» PROBLEM TO WORK ON: Each line below needs to be printed again exactly.

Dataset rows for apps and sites
◆ ◆ ◆ ◆

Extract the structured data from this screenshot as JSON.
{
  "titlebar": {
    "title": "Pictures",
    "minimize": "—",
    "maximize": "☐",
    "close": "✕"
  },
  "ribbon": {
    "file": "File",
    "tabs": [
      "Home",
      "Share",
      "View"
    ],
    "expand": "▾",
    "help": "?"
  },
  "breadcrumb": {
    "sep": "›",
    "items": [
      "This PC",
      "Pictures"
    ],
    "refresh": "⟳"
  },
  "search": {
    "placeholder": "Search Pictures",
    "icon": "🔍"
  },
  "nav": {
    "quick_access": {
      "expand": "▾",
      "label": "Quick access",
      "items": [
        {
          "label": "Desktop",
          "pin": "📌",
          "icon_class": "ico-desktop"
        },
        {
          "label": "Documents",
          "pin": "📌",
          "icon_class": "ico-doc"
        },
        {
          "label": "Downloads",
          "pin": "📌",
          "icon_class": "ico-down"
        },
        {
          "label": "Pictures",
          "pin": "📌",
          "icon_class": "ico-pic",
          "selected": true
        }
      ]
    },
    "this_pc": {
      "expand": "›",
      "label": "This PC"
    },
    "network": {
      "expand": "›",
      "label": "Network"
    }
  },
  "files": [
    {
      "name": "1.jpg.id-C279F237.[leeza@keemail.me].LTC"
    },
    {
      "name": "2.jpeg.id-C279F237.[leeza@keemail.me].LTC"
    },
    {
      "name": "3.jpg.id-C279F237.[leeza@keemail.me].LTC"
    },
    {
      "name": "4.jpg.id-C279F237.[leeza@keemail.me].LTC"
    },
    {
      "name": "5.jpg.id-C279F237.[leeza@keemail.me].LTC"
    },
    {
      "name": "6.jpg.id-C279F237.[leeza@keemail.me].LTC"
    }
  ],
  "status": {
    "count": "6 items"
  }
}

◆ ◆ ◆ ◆

» FINISHED TASK:
Extract the structured data from this screenshot as JSON.
{
  "titlebar": {
    "title": "Pictures",
    "minimize": "—",
    "maximize": "☐",
    "close": "✕"
  },
  "ribbon": {
    "file": "File",
    "tabs": [
      "Home",
      "Share",
      "View"
    ],
    "expand": "▾",
    "help": "?"
  },
  "breadcrumb": {
    "sep": "›",
    "items": [
      "This PC",
      "Pictures"
    ],
    "refresh": "⟳"
  },
  "search": {
    "placeholder": "Search Pictures",
    "icon": "🔍"
  },
  "nav": {
    "quick_access": {
      "expand": "▾",
      "label": "Quick access",
      "items": [
        {
          "label": "Desktop",
          "pin": "📌",
          "icon_class": "ico-desktop"
        },
        {
          "label": "Documents",
          "pin": "📌",
          "icon_class": "ico-doc"
        },
        {
          "label": "Downloads",
          "pin": "📌",
          "icon_class": "ico-down"
        },
        {
          "label": "Pictures",
          "pin": "📌",
          "icon_class": "ico-pic",
          "selected": true
        }
      ]
    },
    "this_pc": {
      "expand": "›",
      "label": "This PC"
    },
    "network": {
      "expand": "›",
      "label": "Network"
    }
  },
  "files": [
    {
      "name": "1.jpg.id-C279F237.[leeza@keemail.me].LTC"
    },
    {
      "name": "2.jpeg.id-C279F237.[leeza@keemail.me].LTC"
    },
    {
      "name": "3.jpg.id-C279F237.[leeza@keemail.me].LTC"
    },
    {
      "name": "4.jpg.id-C279F237.[leeza@keemail.me].LTC"
    },
    {
      "name": "5.jpg.id-C279F237.[leeza@keemail.me].LTC"
    },
    {
      "name": "6.jpg.id-C279F237.[leeza@keemail.me].LTC"
    }
  ],
  "status": {
    "count": "6 items"
  }
}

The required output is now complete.